§ THE TASK:
From the entries that follow, list every line in which the string "date" appears.

○ ○ ○

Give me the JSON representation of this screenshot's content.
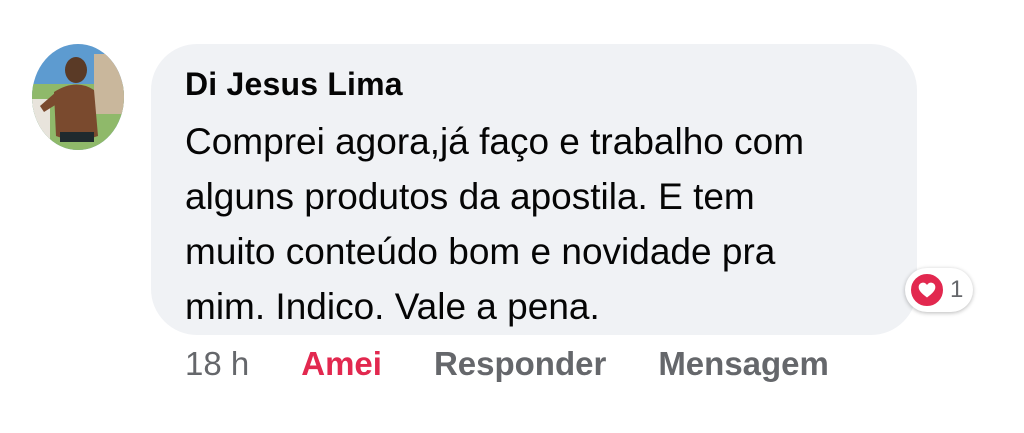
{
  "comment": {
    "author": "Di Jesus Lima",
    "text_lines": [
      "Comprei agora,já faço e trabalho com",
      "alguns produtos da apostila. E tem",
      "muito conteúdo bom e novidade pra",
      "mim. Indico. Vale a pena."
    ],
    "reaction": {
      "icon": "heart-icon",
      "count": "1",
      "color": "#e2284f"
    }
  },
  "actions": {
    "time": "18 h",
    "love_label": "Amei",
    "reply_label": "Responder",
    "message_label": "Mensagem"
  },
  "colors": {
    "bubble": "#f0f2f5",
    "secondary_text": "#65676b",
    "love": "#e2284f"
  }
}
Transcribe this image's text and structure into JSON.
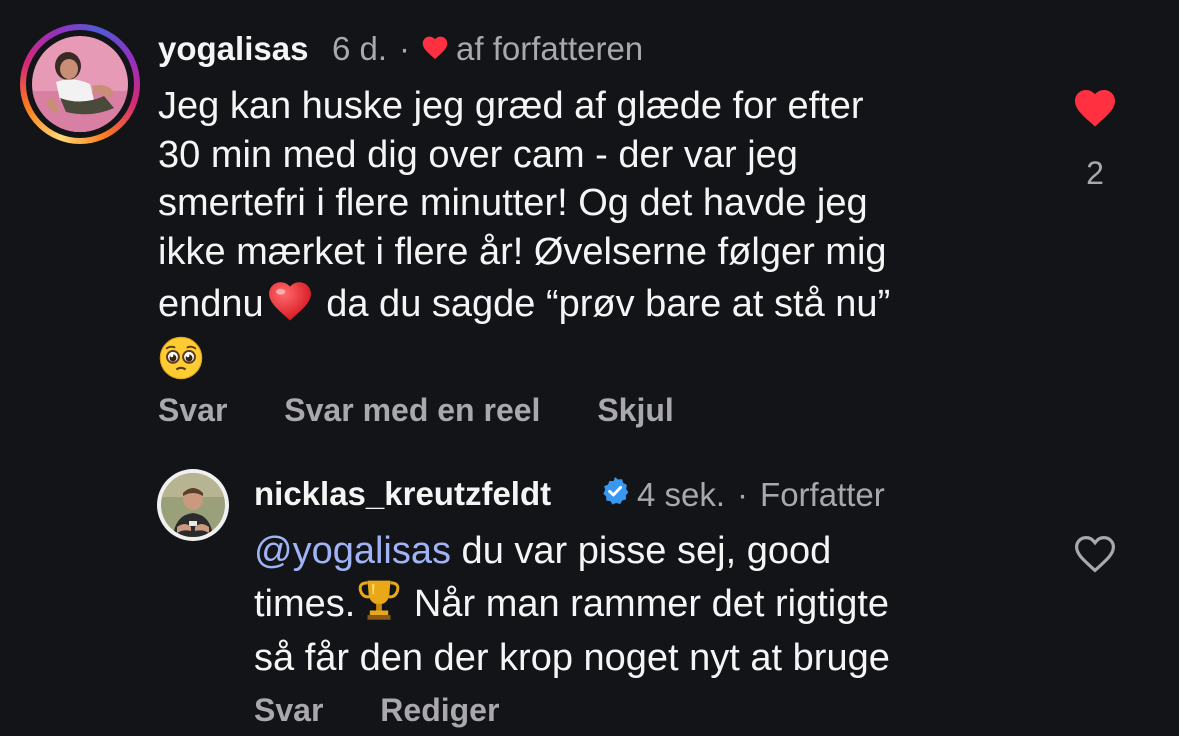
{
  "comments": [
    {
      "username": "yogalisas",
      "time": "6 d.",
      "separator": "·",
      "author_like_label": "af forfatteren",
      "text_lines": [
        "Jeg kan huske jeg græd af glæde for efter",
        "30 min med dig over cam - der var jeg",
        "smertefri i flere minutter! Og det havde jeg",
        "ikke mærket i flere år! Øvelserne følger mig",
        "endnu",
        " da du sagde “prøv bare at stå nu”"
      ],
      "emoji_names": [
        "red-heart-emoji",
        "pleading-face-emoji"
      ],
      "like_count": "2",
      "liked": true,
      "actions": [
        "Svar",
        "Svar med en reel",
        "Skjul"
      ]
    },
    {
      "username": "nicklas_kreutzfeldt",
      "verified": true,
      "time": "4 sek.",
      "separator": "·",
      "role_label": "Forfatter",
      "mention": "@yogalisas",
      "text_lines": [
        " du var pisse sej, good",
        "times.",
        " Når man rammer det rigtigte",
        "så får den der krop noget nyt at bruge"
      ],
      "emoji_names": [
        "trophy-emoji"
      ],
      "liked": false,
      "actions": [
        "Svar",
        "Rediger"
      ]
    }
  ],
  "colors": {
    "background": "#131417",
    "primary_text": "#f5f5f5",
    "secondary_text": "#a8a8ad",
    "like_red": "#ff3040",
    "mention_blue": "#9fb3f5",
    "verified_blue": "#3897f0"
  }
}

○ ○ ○

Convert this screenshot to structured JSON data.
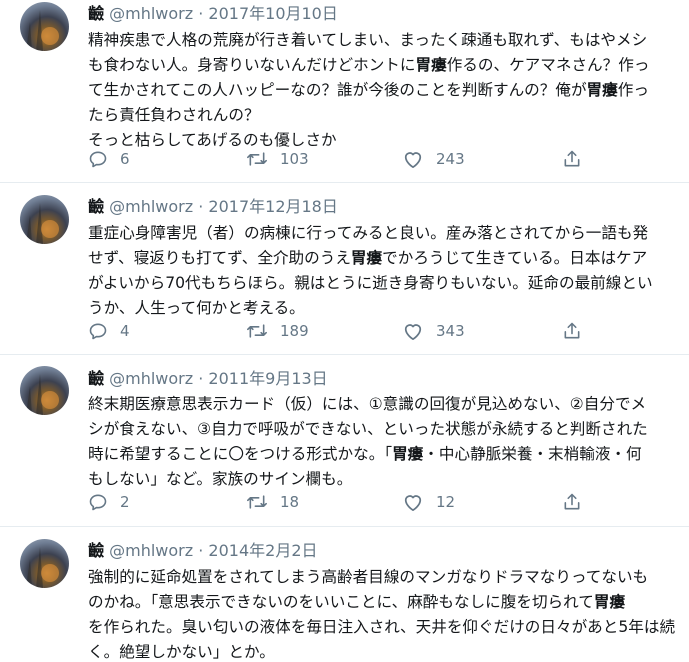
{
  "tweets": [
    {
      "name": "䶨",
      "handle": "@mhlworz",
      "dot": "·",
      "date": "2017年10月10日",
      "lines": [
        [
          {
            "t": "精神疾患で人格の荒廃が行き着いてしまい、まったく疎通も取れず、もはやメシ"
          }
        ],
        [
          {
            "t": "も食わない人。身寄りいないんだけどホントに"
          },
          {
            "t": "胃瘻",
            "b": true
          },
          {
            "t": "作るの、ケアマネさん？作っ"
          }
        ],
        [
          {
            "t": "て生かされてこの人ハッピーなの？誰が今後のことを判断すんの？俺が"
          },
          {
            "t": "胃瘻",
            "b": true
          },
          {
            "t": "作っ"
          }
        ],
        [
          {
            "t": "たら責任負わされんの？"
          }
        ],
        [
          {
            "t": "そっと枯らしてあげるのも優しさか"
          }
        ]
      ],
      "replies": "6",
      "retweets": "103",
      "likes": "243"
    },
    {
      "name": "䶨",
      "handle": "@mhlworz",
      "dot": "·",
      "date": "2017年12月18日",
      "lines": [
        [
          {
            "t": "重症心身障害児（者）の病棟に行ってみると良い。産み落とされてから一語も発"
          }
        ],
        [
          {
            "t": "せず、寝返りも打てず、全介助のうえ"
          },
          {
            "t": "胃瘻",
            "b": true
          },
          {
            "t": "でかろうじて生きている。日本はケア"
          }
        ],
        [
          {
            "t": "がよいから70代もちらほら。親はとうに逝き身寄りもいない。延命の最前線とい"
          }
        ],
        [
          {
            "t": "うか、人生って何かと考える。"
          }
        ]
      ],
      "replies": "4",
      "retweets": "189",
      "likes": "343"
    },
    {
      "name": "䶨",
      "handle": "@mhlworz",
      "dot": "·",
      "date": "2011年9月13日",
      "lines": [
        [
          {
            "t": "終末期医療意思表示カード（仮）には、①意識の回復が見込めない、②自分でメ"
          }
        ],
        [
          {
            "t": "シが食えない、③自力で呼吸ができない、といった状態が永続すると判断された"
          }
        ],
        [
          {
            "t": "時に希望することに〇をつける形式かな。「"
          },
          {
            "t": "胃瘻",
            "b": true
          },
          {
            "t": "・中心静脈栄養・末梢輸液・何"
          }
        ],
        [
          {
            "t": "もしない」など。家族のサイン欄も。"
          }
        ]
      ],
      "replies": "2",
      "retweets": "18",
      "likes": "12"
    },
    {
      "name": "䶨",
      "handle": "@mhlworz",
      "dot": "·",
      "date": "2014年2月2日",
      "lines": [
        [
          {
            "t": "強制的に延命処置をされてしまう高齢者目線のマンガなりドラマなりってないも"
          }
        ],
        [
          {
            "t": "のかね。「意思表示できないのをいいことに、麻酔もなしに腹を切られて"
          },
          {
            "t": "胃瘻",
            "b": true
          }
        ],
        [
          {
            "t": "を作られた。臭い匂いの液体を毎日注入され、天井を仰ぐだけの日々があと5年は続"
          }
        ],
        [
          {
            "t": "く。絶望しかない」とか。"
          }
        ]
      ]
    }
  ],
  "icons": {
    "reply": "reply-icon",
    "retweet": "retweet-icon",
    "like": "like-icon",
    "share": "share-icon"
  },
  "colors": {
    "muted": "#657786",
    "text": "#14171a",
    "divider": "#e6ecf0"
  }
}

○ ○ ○

§ OUTPUT OF THE TASK:
      "date": "2017年10月10日",
      "date": "2017年12月18日",
      "date": "2011年9月13日",
      "date": "2014年2月2日",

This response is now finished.